As part of this evolution, we already see signs of usage behavior that can inform developers. For example, Google recently released data around consumer VR consumption patterns, indicating that session lengths are much longer than mobile apps. The takeaway: design for that reality.
Longer VR sessions stand to reason, as immersion compels sustained periods of play to build up a true sense of presence. That presence can’t be achieved in the short bursts with which we associate mobile apps — things like checking email, news, social updates or scores.
At the time of that Google data release, we wrote “VR is a Meal, Not a Snack.” Now we’d like to add to that construct, bringing in AR’s relative position in this experiential spectrum. It’s becoming clear from mobile AR’s nuances that it is, in fact, the snack in this equation.
This has a lot to do with mobile AR’s drawbacks as well as its strengths. For example, the need to hold up a smartphone to experience mobile AR precludes long session lengths with extended arms. That burdens users with tired arms, dangerous (distracted) situations, or just a bad look.
“I can tell you from experience that people don’t do this,” Niantic CTO Phil Keslin said on stage at TechCrunch Disrupt last month. “It’s very unnatural. It makes them look like a total doofus if they’re doing it for an extended period of time.”
Pokemon Go CTO says people do not like pointing their phones for AR.
— TechCrunch (@TechCrunch) September 19, 2017
Other hardware realities likewise compel experiences that live in short bursts. We’re talking battery life and heat issues from longer AR sessions. If you’ve played with ARkit apps, you may have felt this first hand. Killing users’ batteries isn’t a good product strategy.
“AR on iPhones makes the phone hot, and kills the battery quickly,” Transformation Group Partner Robert Scoble said in a recent training session. “So we believe consumers are only going to want to use AR for a few minutes at a time, not go into something that’s an hour.”
Keslin and Scoble both advise designing app mechanics that only require holding the phone up for short segments within the overall experience. Snapchat and Pokemon Go are exemplars, with most of the AR value derived from media capture that happens rather quickly.
“In Pokémon Go, the only time they really use it is to share their encounter with the Pokémon,” said Keslin. “To take that one picture is natural….Everybody takes a picture, and then they’re done. It’s not walking around the world with the phone in front of their face.”
Same Game, Different Players
The main point is that form factor should drive developers’ design decisions for mobile AR apps.

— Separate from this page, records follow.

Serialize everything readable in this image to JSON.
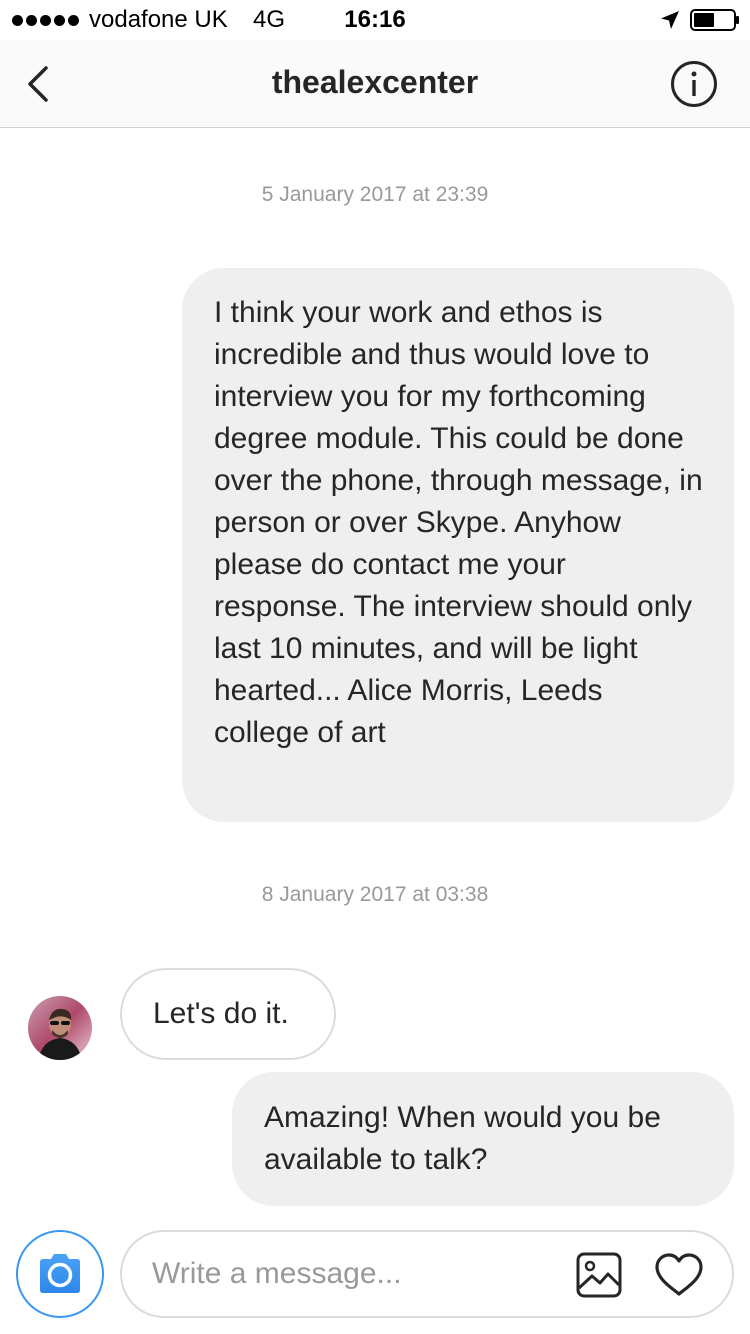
{
  "status_bar": {
    "carrier": "vodafone UK",
    "network": "4G",
    "time": "16:16"
  },
  "header": {
    "title": "thealexcenter",
    "back_icon": "chevron-left-icon",
    "info_icon": "info-icon"
  },
  "messages": [
    {
      "type": "timestamp",
      "text": "5 January 2017 at 23:39"
    },
    {
      "type": "sent",
      "text": "I think your work and ethos is incredible and thus would love to interview you for my forthcoming degree module. This could be done over the phone, through message, in person or over Skype. Anyhow please do contact me your response. The interview should only last 10 minutes, and will be light hearted... Alice Morris, Leeds college of art"
    },
    {
      "type": "timestamp",
      "text": "8 January 2017 at 03:38"
    },
    {
      "type": "received",
      "text": "Let's do it."
    },
    {
      "type": "sent",
      "text": "Amazing! When would you be available to talk?"
    }
  ],
  "composer": {
    "placeholder": "Write a message...",
    "value": "",
    "camera_icon": "camera-icon",
    "gallery_icon": "gallery-icon",
    "heart_icon": "heart-icon"
  },
  "colors": {
    "accent": "#3897f0",
    "sent_bubble": "#efefef",
    "received_border": "#dbdbdb",
    "timestamp": "#999999"
  }
}
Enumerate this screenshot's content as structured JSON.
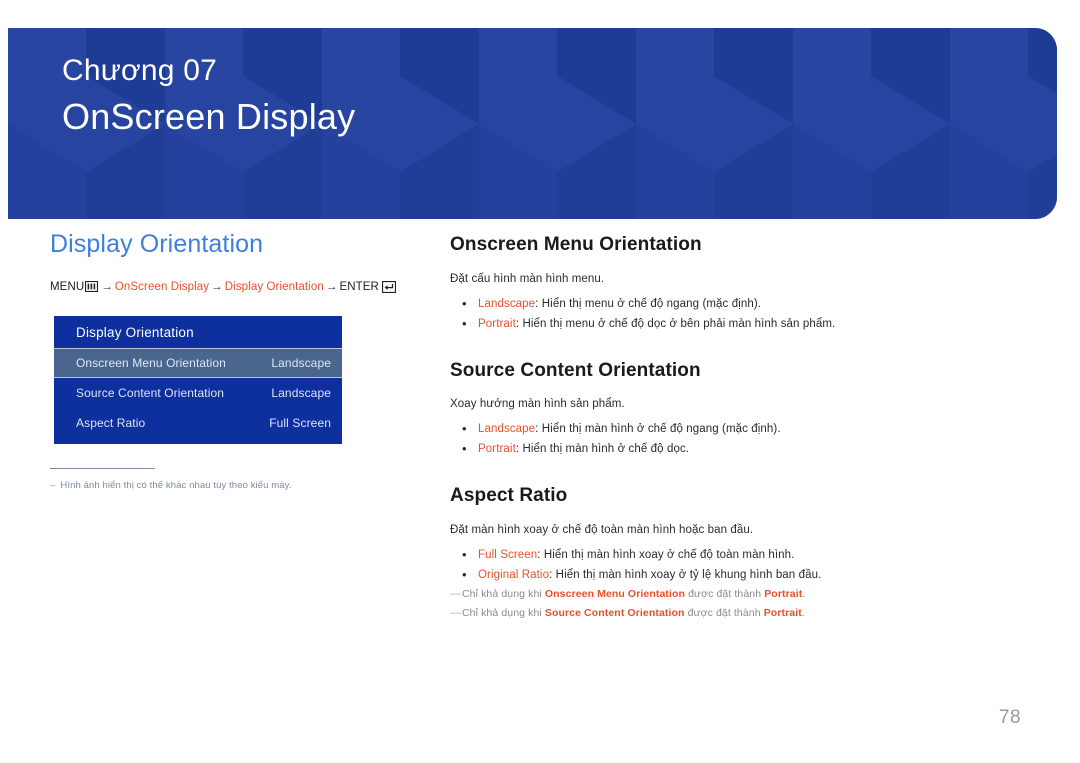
{
  "header": {
    "chapter_label": "Chương 07",
    "chapter_title": "OnScreen Display",
    "background_color": "#23409a"
  },
  "left": {
    "section_title": "Display Orientation",
    "menu_path": {
      "menu_label": "MENU",
      "menu_icon": "menu-bars-icon",
      "arrow": "→",
      "step1": "OnScreen Display",
      "step2": "Display Orientation",
      "enter_label": "ENTER",
      "enter_icon": "enter-return-icon",
      "highlight_color": "#e8502b"
    },
    "osd": {
      "title": "Display Orientation",
      "rows": [
        {
          "label": "Onscreen Menu Orientation",
          "value": "Landscape",
          "selected": true
        },
        {
          "label": "Source Content Orientation",
          "value": "Landscape",
          "selected": false
        },
        {
          "label": "Aspect Ratio",
          "value": "Full Screen",
          "selected": false
        }
      ],
      "background_color": "#0e2f9e",
      "selected_color": "#4a668e"
    },
    "note": {
      "dash": "–",
      "text": "Hình ảnh hiển thị có thể khác nhau tùy theo kiểu máy."
    }
  },
  "right": {
    "sections": [
      {
        "title": "Onscreen Menu Orientation",
        "description": "Đặt cấu hình màn hình menu.",
        "bullets": [
          {
            "option": "Landscape",
            "text": ": Hiển thị menu ở chế độ ngang (mặc định)."
          },
          {
            "option": "Portrait",
            "text": ": Hiển thị menu ở chế độ dọc ở bên phải màn hình sản phẩm."
          }
        ],
        "notes": []
      },
      {
        "title": "Source Content Orientation",
        "description": "Xoay hướng màn hình sản phẩm.",
        "bullets": [
          {
            "option": "Landscape",
            "text": ": Hiển thị màn hình ở chế độ ngang (mặc định)."
          },
          {
            "option": "Portrait",
            "text": ": Hiển thị màn hình ở chế độ dọc."
          }
        ],
        "notes": []
      },
      {
        "title": "Aspect Ratio",
        "description": "Đặt màn hình xoay ở chế độ toàn màn hình hoặc ban đầu.",
        "bullets": [
          {
            "option": "Full Screen",
            "text": ": Hiển thị màn hình xoay ở chế độ toàn màn hình."
          },
          {
            "option": "Original Ratio",
            "text": ": Hiển thị màn hình xoay ở tỷ lệ khung hình ban đầu."
          }
        ],
        "notes": [
          {
            "dash": "―",
            "pre": "Chỉ khả dụng khi ",
            "ref": "Onscreen Menu Orientation",
            "mid": " được đặt thành ",
            "val": "Portrait",
            "post": "."
          },
          {
            "dash": "―",
            "pre": "Chỉ khả dụng khi ",
            "ref": "Source Content Orientation",
            "mid": " được đặt thành ",
            "val": "Portrait",
            "post": "."
          }
        ]
      }
    ],
    "bullet_glyph": "•"
  },
  "footer": {
    "page_number": "78"
  }
}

That will continue to be a moving target as we learn about user behavior, but we’re seeing lessons already. And like with smartphone app tactics, the playbook will evolve rapidly.
Of course all of the above speaks to consumer mobile AR, but the concept of designing for the form factor applies broadly. As discussed recently with Lumus, AR glasses developers (consumer and enterprise) should follow this principle, albeit different factors. Perhaps it will be a buffet.
When that day arrives, consumer AR glasses’ usage patterns will become evident. Some will be expected, while others may surprise us. Then we’ll see this discovery process all over again. The good news is that shifts like this create gaps for new players and innovations to emerge.
Disclosure: ARtillry has no financial stake in the companies mentioned in this post, nor received payment for its production. Disclosure and ethics policy can be seen here.
Header image credit: IKEA